As far as the lyrical context is concerned, ‘Paint it, Black’ has long been a favorite amongst devotees of the Dark Arts. It has been covered time and again by various bands, adding Gothic and symphonic touches to elevate its inherent bleak aura. Some prime examples of the Darkwave era include covers by Gothic Rock band Inkubus Sukkubus and the German Power Metal band Rage (not to be confused by Rage Against the Machine).
Though certainly not my cup of tea, I have to admit that these bands have successfully captured the essence of the song. Nonetheless, their attempts to render this song darker seem to be bordering on overkill at times, especially with Rage’s apocalyptic ensemble preceding the guitar solo and Inkubus Sukkubus’s synthetic electric drum beats.
Going through all these covers begs the question: Is there really such a thing as a GOOD cover of ‘Paint it, Black’ or is this nothing but an exercise in futility? I’m glad you asked. I have been saving the best for the last.
#3: Vanessa Carlton:[youtube_video id=eGfw0Qr-A3k]
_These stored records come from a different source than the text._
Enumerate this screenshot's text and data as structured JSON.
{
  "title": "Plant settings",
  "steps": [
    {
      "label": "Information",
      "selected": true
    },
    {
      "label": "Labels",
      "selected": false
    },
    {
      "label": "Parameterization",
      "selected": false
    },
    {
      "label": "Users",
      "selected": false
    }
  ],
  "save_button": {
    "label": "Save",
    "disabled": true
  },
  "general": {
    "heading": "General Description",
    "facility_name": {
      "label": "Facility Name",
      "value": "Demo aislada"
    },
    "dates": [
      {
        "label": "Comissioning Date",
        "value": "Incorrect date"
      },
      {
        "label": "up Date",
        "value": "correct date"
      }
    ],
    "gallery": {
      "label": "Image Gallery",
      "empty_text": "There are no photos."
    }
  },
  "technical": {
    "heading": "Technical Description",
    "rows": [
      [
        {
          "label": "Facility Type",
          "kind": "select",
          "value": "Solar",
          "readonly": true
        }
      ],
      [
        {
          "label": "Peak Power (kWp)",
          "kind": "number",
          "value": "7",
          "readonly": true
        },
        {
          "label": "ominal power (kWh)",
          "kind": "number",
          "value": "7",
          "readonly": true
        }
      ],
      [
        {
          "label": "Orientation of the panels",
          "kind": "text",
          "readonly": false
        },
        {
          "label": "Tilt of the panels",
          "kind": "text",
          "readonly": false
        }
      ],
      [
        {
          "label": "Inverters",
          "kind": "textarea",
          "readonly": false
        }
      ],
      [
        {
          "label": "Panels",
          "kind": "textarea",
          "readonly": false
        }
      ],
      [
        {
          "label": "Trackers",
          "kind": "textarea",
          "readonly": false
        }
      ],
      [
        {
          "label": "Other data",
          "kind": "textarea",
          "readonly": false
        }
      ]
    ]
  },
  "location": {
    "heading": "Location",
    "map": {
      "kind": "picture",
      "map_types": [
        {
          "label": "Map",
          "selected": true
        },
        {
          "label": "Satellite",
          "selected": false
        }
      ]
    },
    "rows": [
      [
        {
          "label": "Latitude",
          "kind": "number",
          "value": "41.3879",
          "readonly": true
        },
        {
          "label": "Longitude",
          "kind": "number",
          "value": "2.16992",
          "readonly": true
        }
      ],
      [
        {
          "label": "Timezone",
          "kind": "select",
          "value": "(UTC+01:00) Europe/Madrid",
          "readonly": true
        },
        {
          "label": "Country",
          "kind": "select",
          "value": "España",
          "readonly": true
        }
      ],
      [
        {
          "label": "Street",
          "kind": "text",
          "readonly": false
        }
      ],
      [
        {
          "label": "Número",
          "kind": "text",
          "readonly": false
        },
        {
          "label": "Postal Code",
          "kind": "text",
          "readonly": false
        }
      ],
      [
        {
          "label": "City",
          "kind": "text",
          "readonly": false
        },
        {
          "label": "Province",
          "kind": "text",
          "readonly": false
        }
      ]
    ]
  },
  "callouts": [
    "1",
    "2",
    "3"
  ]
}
Sitar: Check. Mournful tone: Check. Avoiding an excess influx of musical effects: Check. Bonus: Complete control of tone and reverberation.
#2 Eric Henderson:[youtube_video id=R3RC9BjZj2I]
Can anything beat the pure, unadulterated sound of a classical guitar? Henderson’s faultless flow and flawless technique, along with his ability to incorporate both, the vocal and the musical aspects of this song all at once would leave even the most cynical connoisseurs at a loss of skepticism.
And last, but not the least: #1: The London Symphony Orchestra:[youtube_video id=UHoZP_t9DL0]
Ignore the fact that this version has been wrongly attributed to ‘The String Quartet’. This musical masterpiece is by far the most dramatic of all covers presented here, almost making it feel like it ought to be a part of a Tim Burton musical. Despite deviating from the simplicity of the original, it keeps all aspects of The Stones’ legacy of pure entertainment at its core.
So what do you all think? Any particular favourites? Any notable covers that you could suggest? For those of you who are curious (read as ‘with ample time on your hands’), do check out this channel on YouTube: PaintItBlackTV.